__RECORDS SUPPLIED__
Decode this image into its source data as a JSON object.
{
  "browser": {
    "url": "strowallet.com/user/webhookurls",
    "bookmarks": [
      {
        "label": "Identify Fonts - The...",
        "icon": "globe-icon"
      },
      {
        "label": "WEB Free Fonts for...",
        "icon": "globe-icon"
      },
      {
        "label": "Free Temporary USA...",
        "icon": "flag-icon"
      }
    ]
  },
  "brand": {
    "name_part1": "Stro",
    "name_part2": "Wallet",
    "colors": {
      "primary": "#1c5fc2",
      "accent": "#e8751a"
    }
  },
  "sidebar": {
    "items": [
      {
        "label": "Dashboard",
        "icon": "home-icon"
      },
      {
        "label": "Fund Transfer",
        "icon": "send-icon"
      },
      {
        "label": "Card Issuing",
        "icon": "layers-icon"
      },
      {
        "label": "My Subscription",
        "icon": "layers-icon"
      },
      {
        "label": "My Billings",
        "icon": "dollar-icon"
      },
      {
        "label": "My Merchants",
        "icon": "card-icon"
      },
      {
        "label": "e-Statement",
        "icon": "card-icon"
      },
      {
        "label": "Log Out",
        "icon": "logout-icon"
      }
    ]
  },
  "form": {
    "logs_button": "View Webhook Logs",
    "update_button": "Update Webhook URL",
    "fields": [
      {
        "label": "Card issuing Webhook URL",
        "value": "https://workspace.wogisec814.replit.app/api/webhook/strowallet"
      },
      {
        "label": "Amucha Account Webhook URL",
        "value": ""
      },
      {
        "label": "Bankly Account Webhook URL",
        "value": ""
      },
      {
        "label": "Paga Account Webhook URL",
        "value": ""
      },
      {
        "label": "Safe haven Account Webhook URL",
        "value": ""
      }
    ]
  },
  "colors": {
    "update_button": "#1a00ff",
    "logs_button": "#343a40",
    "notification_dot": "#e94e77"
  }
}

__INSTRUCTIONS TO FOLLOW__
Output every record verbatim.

__YOUR SOLUTION__
Decode this image into its source data as a JSON object.
{
  "browser": {
    "url": "strowallet.com/user/webhookurls",
    "bookmarks": [
      {
        "label": "Identify Fonts - The...",
        "icon": "globe-icon"
      },
      {
        "label": "WEB Free Fonts for...",
        "icon": "globe-icon"
      },
      {
        "label": "Free Temporary USA...",
        "icon": "flag-icon"
      }
    ]
  },
  "brand": {
    "name_part1": "Stro",
    "name_part2": "Wallet",
    "colors": {
      "primary": "#1c5fc2",
      "accent": "#e8751a"
    }
  },
  "sidebar": {
    "items": [
      {
        "label": "Dashboard",
        "icon": "home-icon"
      },
      {
        "label": "Fund Transfer",
        "icon": "send-icon"
      },
      {
        "label": "Card Issuing",
        "icon": "layers-icon"
      },
      {
        "label": "My Subscription",
        "icon": "layers-icon"
      },
      {
        "label": "My Billings",
        "icon": "dollar-icon"
      },
      {
        "label": "My Merchants",
        "icon": "card-icon"
      },
      {
        "label": "e-Statement",
        "icon": "card-icon"
      },
      {
        "label": "Log Out",
        "icon": "logout-icon"
      }
    ]
  },
  "form": {
    "logs_button": "View Webhook Logs",
    "update_button": "Update Webhook URL",
    "fields": [
      {
        "label": "Card issuing Webhook URL",
        "value": "https://workspace.wogisec814.replit.app/api/webhook/strowallet"
      },
      {
        "label": "Amucha Account Webhook URL",
        "value": ""
      },
      {
        "label": "Bankly Account Webhook URL",
        "value": ""
      },
      {
        "label": "Paga Account Webhook URL",
        "value": ""
      },
      {
        "label": "Safe haven Account Webhook URL",
        "value": ""
      }
    ]
  },
  "colors": {
    "update_button": "#1a00ff",
    "logs_button": "#343a40",
    "notification_dot": "#e94e77"
  }
}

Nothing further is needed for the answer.